Tip 4:

All classical dances require for the feet to sound clear while they beat the steps. Working on the balls of the feet is key for clear sounds. Teaching students to separate their sounds at an early age is important for developing techniques, making sure they are not using the front of their feet to dance. The weight should be distributed equally on their feet. Body alignment is important as well, especially if they are squatting.

Tip 5:

In Guru Kula or traditional dance schools, teachers always started with Prana Yama's or breathing exercises to release tension, stress and increase focus. As you enter the dance classes, notice your own breath to help you become centered. Draw your students' attention to their breath to help them become present in body, mind, and spirit. Remind them that movement rides on breath and that breathing is not just about the lungs. It takes place on a cellular level as oxygen travels through the cardiovascular system.

In spite of Bollywood fantasy, many still want their children to learn these ancient sciences of dancing to better their children's understanding of culture, improve self image and develop incredible stamina to perform (and of course college applications).

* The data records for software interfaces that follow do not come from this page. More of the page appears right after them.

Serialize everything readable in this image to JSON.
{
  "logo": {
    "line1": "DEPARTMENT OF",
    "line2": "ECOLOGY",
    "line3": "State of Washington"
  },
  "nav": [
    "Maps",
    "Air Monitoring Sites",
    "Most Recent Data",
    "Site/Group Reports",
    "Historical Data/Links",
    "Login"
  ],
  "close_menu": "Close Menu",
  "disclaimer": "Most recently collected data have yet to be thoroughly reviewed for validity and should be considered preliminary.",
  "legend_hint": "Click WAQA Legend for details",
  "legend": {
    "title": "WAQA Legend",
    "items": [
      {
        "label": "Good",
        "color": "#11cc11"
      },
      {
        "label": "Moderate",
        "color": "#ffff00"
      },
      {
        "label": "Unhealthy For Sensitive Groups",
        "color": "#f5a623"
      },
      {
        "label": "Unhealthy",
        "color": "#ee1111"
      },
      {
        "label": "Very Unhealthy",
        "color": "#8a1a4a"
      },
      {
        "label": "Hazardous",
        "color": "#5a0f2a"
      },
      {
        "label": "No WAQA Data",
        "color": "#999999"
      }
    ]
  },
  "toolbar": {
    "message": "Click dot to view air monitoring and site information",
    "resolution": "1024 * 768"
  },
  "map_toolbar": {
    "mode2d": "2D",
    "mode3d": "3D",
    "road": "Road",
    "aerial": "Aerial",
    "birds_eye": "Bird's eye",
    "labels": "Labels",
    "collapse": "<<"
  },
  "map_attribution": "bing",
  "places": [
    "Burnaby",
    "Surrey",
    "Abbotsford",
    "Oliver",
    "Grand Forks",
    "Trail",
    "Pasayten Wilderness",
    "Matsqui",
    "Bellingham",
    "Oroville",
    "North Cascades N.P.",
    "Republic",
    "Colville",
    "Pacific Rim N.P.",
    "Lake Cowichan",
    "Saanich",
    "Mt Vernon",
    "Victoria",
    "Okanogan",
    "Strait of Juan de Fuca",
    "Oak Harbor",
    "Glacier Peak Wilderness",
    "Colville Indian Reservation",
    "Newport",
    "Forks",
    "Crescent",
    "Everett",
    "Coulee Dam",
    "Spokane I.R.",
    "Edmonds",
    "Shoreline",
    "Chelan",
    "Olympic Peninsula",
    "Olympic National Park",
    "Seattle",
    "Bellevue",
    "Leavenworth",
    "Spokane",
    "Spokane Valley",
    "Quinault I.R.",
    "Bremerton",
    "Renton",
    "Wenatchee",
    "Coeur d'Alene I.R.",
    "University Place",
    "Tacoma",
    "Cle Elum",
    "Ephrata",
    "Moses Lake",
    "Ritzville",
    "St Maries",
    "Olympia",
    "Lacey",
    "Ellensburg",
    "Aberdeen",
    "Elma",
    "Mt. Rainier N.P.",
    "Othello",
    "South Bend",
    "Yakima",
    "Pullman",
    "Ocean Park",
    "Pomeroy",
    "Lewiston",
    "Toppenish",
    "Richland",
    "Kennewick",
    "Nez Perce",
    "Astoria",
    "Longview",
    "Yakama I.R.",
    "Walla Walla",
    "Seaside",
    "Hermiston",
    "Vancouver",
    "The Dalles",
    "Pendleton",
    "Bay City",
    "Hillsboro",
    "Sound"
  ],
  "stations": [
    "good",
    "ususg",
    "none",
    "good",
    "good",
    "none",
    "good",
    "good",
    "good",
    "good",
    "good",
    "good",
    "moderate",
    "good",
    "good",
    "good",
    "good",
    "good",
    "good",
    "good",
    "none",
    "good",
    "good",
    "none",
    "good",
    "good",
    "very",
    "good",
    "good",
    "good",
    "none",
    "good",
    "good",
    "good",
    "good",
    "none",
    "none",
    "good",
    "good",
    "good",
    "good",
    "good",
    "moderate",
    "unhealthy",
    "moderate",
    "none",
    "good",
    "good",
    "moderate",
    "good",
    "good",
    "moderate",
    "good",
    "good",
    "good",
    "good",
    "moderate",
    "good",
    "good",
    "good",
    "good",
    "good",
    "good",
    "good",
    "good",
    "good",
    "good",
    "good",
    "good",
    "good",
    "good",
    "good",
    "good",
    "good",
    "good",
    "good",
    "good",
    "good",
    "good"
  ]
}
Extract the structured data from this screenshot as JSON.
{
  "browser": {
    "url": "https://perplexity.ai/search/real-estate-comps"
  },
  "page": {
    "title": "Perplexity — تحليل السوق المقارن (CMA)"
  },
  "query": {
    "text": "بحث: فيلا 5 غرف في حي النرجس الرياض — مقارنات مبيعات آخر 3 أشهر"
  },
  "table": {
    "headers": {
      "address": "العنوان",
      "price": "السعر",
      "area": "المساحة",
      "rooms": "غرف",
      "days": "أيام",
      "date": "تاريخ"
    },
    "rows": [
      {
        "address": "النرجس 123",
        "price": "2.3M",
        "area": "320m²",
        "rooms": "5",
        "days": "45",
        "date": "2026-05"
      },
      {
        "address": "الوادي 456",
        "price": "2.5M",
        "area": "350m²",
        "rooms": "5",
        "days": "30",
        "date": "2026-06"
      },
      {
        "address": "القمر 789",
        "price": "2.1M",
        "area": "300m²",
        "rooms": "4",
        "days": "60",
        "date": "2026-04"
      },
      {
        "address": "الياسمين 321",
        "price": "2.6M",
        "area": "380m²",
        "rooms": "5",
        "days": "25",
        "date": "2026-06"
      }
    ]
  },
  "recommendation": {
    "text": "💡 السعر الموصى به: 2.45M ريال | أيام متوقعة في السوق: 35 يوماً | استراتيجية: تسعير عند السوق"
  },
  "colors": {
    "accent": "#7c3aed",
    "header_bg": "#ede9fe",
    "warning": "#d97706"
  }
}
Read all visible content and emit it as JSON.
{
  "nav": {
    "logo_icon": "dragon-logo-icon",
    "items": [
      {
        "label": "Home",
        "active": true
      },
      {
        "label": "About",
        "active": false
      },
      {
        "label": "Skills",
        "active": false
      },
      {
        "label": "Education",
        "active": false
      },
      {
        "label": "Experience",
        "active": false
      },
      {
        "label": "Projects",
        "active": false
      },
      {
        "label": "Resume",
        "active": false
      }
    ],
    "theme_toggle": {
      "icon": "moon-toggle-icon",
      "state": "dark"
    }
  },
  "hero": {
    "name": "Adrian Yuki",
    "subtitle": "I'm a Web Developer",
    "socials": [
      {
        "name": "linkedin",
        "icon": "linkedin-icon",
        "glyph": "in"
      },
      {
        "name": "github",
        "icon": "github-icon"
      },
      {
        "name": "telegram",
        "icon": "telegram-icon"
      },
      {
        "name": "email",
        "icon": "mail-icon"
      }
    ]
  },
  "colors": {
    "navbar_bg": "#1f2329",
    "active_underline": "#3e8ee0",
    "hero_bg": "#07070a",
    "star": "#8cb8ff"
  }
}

As the demand for classical dance training continues in full swing, take your time and make it a lifelong gift to the students. Any classical dance form takes years of dedication and hard work. Precision of technique and posture is most critical for classical dance forms.

Many students struggle with the forms and postures for years. Only practice and repetitions will enable them to master them. Thanks for what you do as classical dance teachers.